'''
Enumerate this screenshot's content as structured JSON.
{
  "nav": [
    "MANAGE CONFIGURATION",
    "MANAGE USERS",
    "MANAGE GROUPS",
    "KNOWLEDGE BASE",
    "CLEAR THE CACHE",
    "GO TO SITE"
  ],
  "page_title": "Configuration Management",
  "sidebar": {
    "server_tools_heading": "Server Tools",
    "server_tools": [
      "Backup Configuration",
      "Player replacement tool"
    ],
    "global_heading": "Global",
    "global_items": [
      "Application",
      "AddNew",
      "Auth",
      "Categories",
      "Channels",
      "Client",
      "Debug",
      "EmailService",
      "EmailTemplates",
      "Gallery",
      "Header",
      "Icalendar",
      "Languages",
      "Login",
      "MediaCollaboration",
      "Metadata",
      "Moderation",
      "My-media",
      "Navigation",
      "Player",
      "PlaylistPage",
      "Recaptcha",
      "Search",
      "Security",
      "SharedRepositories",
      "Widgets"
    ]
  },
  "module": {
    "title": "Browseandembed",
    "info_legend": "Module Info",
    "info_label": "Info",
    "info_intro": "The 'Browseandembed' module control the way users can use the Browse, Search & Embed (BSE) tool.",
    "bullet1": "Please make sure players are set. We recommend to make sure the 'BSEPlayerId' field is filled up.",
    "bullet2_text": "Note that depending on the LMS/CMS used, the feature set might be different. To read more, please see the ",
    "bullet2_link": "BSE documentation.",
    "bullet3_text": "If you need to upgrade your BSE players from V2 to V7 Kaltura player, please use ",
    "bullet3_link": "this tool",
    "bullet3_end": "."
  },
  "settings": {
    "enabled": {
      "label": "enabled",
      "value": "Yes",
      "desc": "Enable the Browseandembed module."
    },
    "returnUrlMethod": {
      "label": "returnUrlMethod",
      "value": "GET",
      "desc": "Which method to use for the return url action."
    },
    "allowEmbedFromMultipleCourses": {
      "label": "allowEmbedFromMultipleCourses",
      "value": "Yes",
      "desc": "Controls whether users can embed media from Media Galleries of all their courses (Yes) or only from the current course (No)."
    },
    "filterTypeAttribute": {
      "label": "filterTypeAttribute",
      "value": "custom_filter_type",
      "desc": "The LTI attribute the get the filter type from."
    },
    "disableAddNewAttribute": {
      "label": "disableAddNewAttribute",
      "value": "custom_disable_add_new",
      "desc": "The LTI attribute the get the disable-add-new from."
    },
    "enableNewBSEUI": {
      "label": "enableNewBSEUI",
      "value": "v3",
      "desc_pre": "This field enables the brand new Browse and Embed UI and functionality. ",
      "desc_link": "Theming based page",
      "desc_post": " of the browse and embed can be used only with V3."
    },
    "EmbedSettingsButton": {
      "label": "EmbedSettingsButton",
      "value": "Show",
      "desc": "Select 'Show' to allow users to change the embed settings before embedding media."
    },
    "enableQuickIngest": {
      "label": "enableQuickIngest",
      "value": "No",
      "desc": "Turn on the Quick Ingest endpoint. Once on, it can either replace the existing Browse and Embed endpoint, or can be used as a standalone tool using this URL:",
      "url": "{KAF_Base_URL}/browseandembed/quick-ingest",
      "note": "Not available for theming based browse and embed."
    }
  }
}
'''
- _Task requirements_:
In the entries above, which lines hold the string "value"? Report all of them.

- _Response to the task_:
      "value": "Yes",
      "value": "GET",
      "value": "Yes",
      "value": "custom_filter_type",
      "value": "custom_disable_add_new",
      "value": "v3",
      "value": "Show",
      "value": "No",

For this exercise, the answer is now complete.